┏━━
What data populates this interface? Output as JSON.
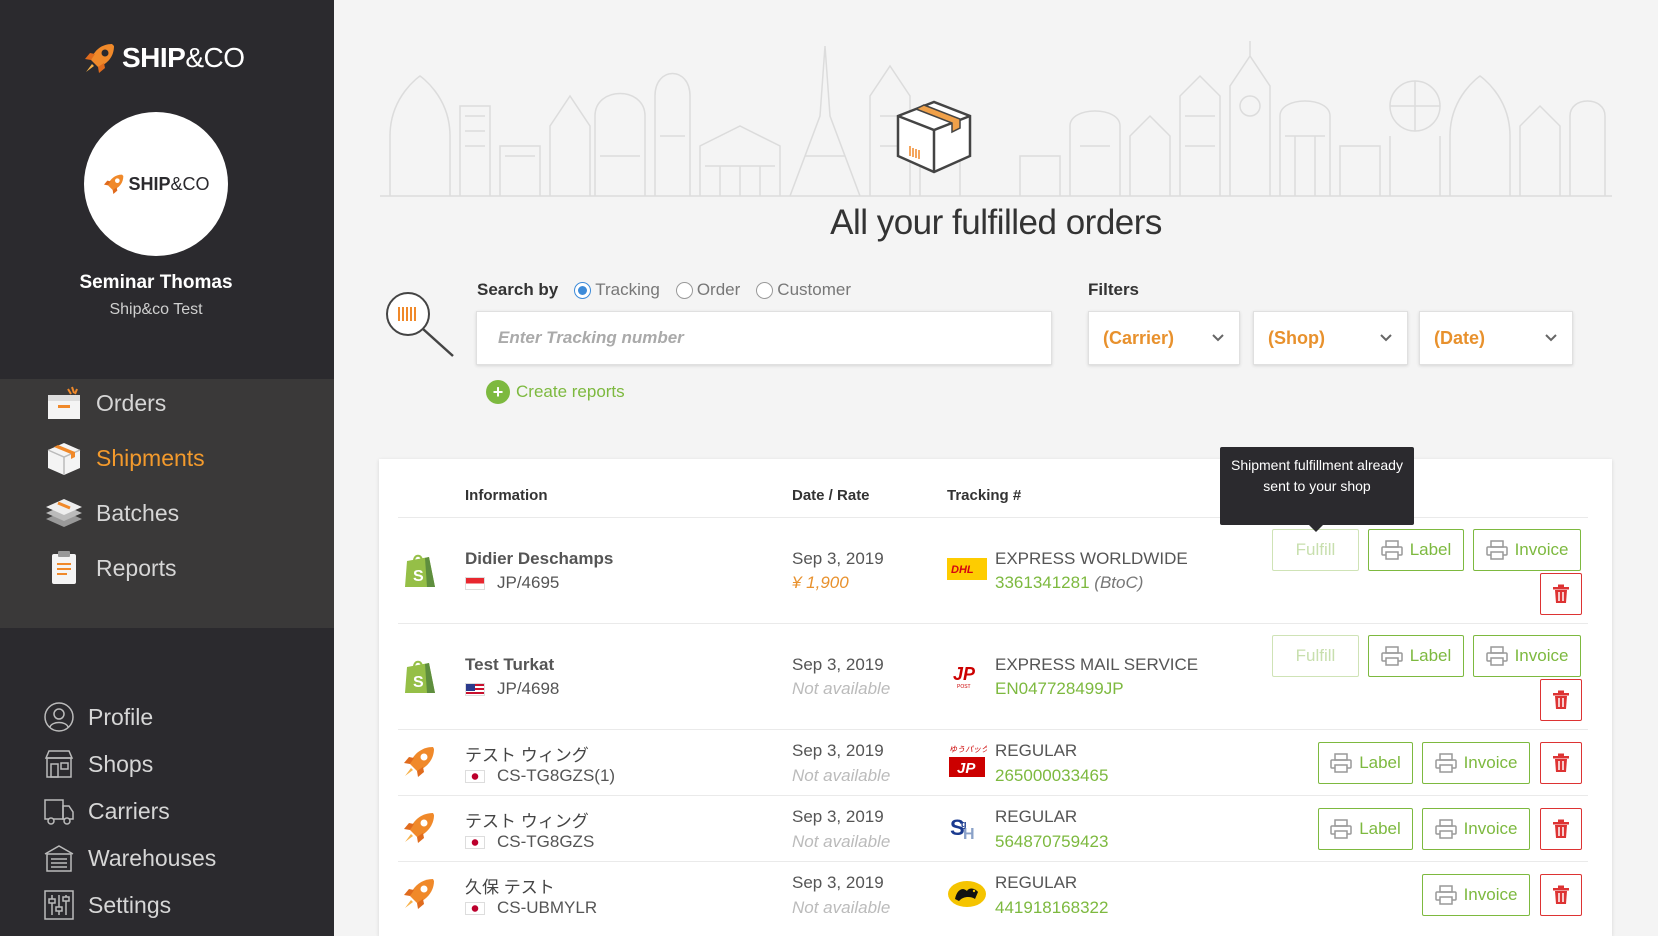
{
  "brand": {
    "name_bold": "SHIP",
    "name_light": "&CO"
  },
  "user": {
    "name": "Seminar Thomas",
    "org": "Ship&co Test"
  },
  "nav_main": [
    {
      "label": "Orders",
      "icon": "orders-box-icon",
      "active": false
    },
    {
      "label": "Shipments",
      "icon": "shipment-box-icon",
      "active": true
    },
    {
      "label": "Batches",
      "icon": "batches-stack-icon",
      "active": false
    },
    {
      "label": "Reports",
      "icon": "clipboard-icon",
      "active": false
    }
  ],
  "nav_sub": [
    {
      "label": "Profile",
      "icon": "user-icon"
    },
    {
      "label": "Shops",
      "icon": "shop-icon"
    },
    {
      "label": "Carriers",
      "icon": "truck-icon"
    },
    {
      "label": "Warehouses",
      "icon": "warehouse-icon"
    },
    {
      "label": "Settings",
      "icon": "sliders-icon"
    }
  ],
  "hero": {
    "title": "All your fulfilled orders"
  },
  "search": {
    "label": "Search by",
    "options": [
      "Tracking",
      "Order",
      "Customer"
    ],
    "selected": "Tracking",
    "placeholder": "Enter Tracking number",
    "value": ""
  },
  "create_reports": "Create reports",
  "filters": {
    "label": "Filters",
    "items": [
      "(Carrier)",
      "(Shop)",
      "(Date)"
    ]
  },
  "table": {
    "headers": [
      "Information",
      "Date / Rate",
      "Tracking #"
    ],
    "tooltip": "Shipment fulfillment already sent to your shop",
    "buttons": {
      "fulfill": "Fulfill",
      "label": "Label",
      "invoice": "Invoice"
    },
    "rows": [
      {
        "source": "shopify",
        "name": "Didier Deschamps",
        "flag": "SG",
        "order": "JP/4695",
        "date": "Sep 3, 2019",
        "rate": "¥ 1,900",
        "rate_available": true,
        "carrier": "DHL",
        "service": "EXPRESS WORLDWIDE",
        "tracking": "3361341281",
        "tracking_extra": "(BtoC)",
        "actions": [
          "fulfill",
          "label",
          "invoice",
          "delete"
        ]
      },
      {
        "source": "shopify",
        "name": "Test Turkat",
        "flag": "US",
        "order": "JP/4698",
        "date": "Sep 3, 2019",
        "rate": "Not available",
        "rate_available": false,
        "carrier": "JP Post",
        "service": "EXPRESS MAIL SERVICE",
        "tracking": "EN047728499JP",
        "tracking_extra": "",
        "actions": [
          "fulfill",
          "label",
          "invoice",
          "delete"
        ]
      },
      {
        "source": "shipandco",
        "name": "テスト ウィング",
        "flag": "JP",
        "order": "CS-TG8GZS(1)",
        "date": "Sep 3, 2019",
        "rate": "Not available",
        "rate_available": false,
        "carrier": "Yu-Pack",
        "service": "REGULAR",
        "tracking": "265000033465",
        "tracking_extra": "",
        "actions": [
          "label",
          "invoice",
          "delete"
        ]
      },
      {
        "source": "shipandco",
        "name": "テスト ウィング",
        "flag": "JP",
        "order": "CS-TG8GZS",
        "date": "Sep 3, 2019",
        "rate": "Not available",
        "rate_available": false,
        "carrier": "Sagawa",
        "service": "REGULAR",
        "tracking": "564870759423",
        "tracking_extra": "",
        "actions": [
          "label",
          "invoice",
          "delete"
        ]
      },
      {
        "source": "shipandco",
        "name": "久保 テスト",
        "flag": "JP",
        "order": "CS-UBMYLR",
        "date": "Sep 3, 2019",
        "rate": "Not available",
        "rate_available": false,
        "carrier": "Yamato",
        "service": "REGULAR",
        "tracking": "441918168322",
        "tracking_extra": "",
        "actions": [
          "invoice",
          "delete"
        ]
      }
    ]
  },
  "colors": {
    "sidebar": "#2b2a2e",
    "accent_orange": "#f39a2c",
    "green": "#7db93f",
    "red": "#d33333",
    "blue": "#3d8bd9"
  }
}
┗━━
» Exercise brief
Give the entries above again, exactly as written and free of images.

» Solved problem
What data populates this interface? Output as JSON.
{
  "brand": {
    "name_bold": "SHIP",
    "name_light": "&CO"
  },
  "user": {
    "name": "Seminar Thomas",
    "org": "Ship&co Test"
  },
  "nav_main": [
    {
      "label": "Orders",
      "icon": "orders-box-icon",
      "active": false
    },
    {
      "label": "Shipments",
      "icon": "shipment-box-icon",
      "active": true
    },
    {
      "label": "Batches",
      "icon": "batches-stack-icon",
      "active": false
    },
    {
      "label": "Reports",
      "icon": "clipboard-icon",
      "active": false
    }
  ],
  "nav_sub": [
    {
      "label": "Profile",
      "icon": "user-icon"
    },
    {
      "label": "Shops",
      "icon": "shop-icon"
    },
    {
      "label": "Carriers",
      "icon": "truck-icon"
    },
    {
      "label": "Warehouses",
      "icon": "warehouse-icon"
    },
    {
      "label": "Settings",
      "icon": "sliders-icon"
    }
  ],
  "hero": {
    "title": "All your fulfilled orders"
  },
  "search": {
    "label": "Search by",
    "options": [
      "Tracking",
      "Order",
      "Customer"
    ],
    "selected": "Tracking",
    "placeholder": "Enter Tracking number",
    "value": ""
  },
  "create_reports": "Create reports",
  "filters": {
    "label": "Filters",
    "items": [
      "(Carrier)",
      "(Shop)",
      "(Date)"
    ]
  },
  "table": {
    "headers": [
      "Information",
      "Date / Rate",
      "Tracking #"
    ],
    "tooltip": "Shipment fulfillment already sent to your shop",
    "buttons": {
      "fulfill": "Fulfill",
      "label": "Label",
      "invoice": "Invoice"
    },
    "rows": [
      {
        "source": "shopify",
        "name": "Didier Deschamps",
        "flag": "SG",
        "order": "JP/4695",
        "date": "Sep 3, 2019",
        "rate": "¥ 1,900",
        "rate_available": true,
        "carrier": "DHL",
        "service": "EXPRESS WORLDWIDE",
        "tracking": "3361341281",
        "tracking_extra": "(BtoC)",
        "actions": [
          "fulfill",
          "label",
          "invoice",
          "delete"
        ]
      },
      {
        "source": "shopify",
        "name": "Test Turkat",
        "flag": "US",
        "order": "JP/4698",
        "date": "Sep 3, 2019",
        "rate": "Not available",
        "rate_available": false,
        "carrier": "JP Post",
        "service": "EXPRESS MAIL SERVICE",
        "tracking": "EN047728499JP",
        "tracking_extra": "",
        "actions": [
          "fulfill",
          "label",
          "invoice",
          "delete"
        ]
      },
      {
        "source": "shipandco",
        "name": "テスト ウィング",
        "flag": "JP",
        "order": "CS-TG8GZS(1)",
        "date": "Sep 3, 2019",
        "rate": "Not available",
        "rate_available": false,
        "carrier": "Yu-Pack",
        "service": "REGULAR",
        "tracking": "265000033465",
        "tracking_extra": "",
        "actions": [
          "label",
          "invoice",
          "delete"
        ]
      },
      {
        "source": "shipandco",
        "name": "テスト ウィング",
        "flag": "JP",
        "order": "CS-TG8GZS",
        "date": "Sep 3, 2019",
        "rate": "Not available",
        "rate_available": false,
        "carrier": "Sagawa",
        "service": "REGULAR",
        "tracking": "564870759423",
        "tracking_extra": "",
        "actions": [
          "label",
          "invoice",
          "delete"
        ]
      },
      {
        "source": "shipandco",
        "name": "久保 テスト",
        "flag": "JP",
        "order": "CS-UBMYLR",
        "date": "Sep 3, 2019",
        "rate": "Not available",
        "rate_available": false,
        "carrier": "Yamato",
        "service": "REGULAR",
        "tracking": "441918168322",
        "tracking_extra": "",
        "actions": [
          "invoice",
          "delete"
        ]
      }
    ]
  },
  "colors": {
    "sidebar": "#2b2a2e",
    "accent_orange": "#f39a2c",
    "green": "#7db93f",
    "red": "#d33333",
    "blue": "#3d8bd9"
  }
}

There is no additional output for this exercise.